Likewise if a feature required new events be emitted to function all the backend currently needs to worry about is persisting those events into the event log which it already does for every other event we send through.
Rapport is written with a fairly typical React, Redux and Saga boilerplate; we take advantage of Sagas to listen to all events (actions) and effectively forward them without modification to the server.
The server side in Rapport is our source of truth, it is where the meeting’s event stream goes to and comes from. We persist events as they are sent up to the server so that any new clients can receive the latest state of the meeting on join.
Communication between the client and server is done via WebSockets to keep everything as responsive as possible. This avoids the HTTP round trip overheads for the many pieces of small data that are going back and forth between the client and server.

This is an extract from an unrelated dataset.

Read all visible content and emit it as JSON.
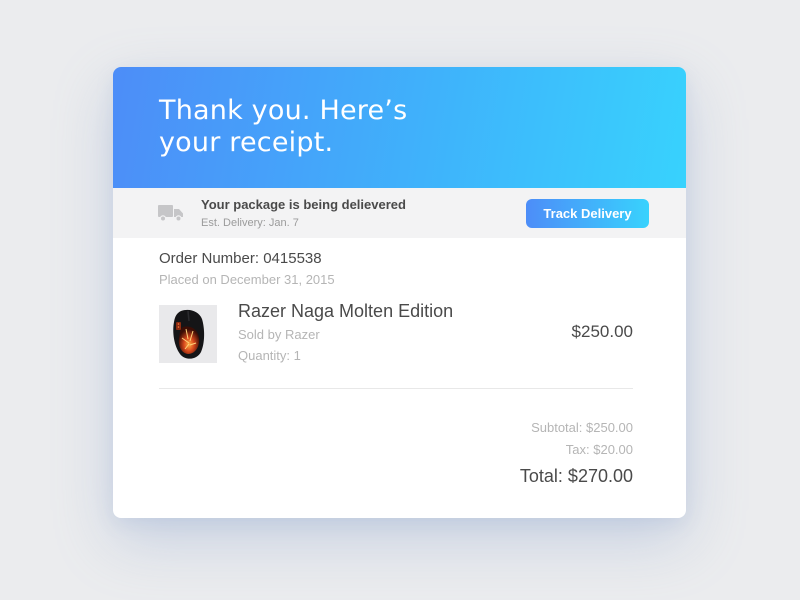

Elixir is a great fit for us for a few reasons. The main motivating factor was the performance and cost footprint. We wanted to be able to start from a position of cost efficiency while maintaining the ability to scale the backend if required. We are handling persistent connections for every meeting so there is a lot more going on than a traditional request / response API model. Luckily for us Elixir (more specifically the Phoenix web framework) has been quite open about performance metrics and benchmarks.
Although we were mainly concerned with choosing a stable base for our backend there were also some additional benefits to choosing Elixir and Phoenix. The developer experience for example is almost unparalleled to any other language in terms of its standard tooling and features.
Elixir is a purely functional language which guides developers into writing code that is naturally more testable and maintainable. It comes with a great standard library and because it is built to run on the Erlang VM it is rock solid in terms of reliability. (If you want to know more about Elixir as a language we recommend checking out the homepage / docs if you learn best by reading or Elixir Sips if you prefer to watch short videos.)
People can join and leave a meeting as they please and we should give new participants the latest version of the store to work from.
We achieve this by sending down a payload on join which contains all the actions to date which are then replayed in order through the reducers, which in the end gives us the latest state of the meeting.
This is great because it allows us to re-use the exact same logic that would have been applied if the event was received as part of the normal course of the meeting. There are some events which are time sensitive which we choose not to replay such as the reactions to discussion items which aren’t important to the state of the meeting but need to happen in realtime.
We believe this approach scales well into very large applications. Each component is isolated enough that it would be quite easy to migrate the data store from Postgres to something more log based such as Apache Kafka for increased performance.
On the Elixir side of things we can scale horizontally to support more WebSocket connections and lower latency. The memory footprint of the application is very very low (somewhere around the 12–25mb range) it feels like it would work very well as part of a Kubernetes cluster.
Our frontend is hosted on S3 and fronted by Cloudfront which will provide us with no scaling problems for the foreseeable future.
We’re really happy with this approach. It feels very modular and lean. It gives us the ability to iterate quickly and analyse as we go from our un-aggregated event stream.
Check out the product demonstration above to see an example of how meetings play out in real time. If you want to see this in action for yourself, head over to Rapport and start a meeting (no sign up required!) — share this with some friends/colleagues or just open it twice in a private browsing tab to see how it handles multiple real time connections.
Also, if you want to learn more about Event Sourcing, Elixir and Phoenix, see the References and Further Reading section below.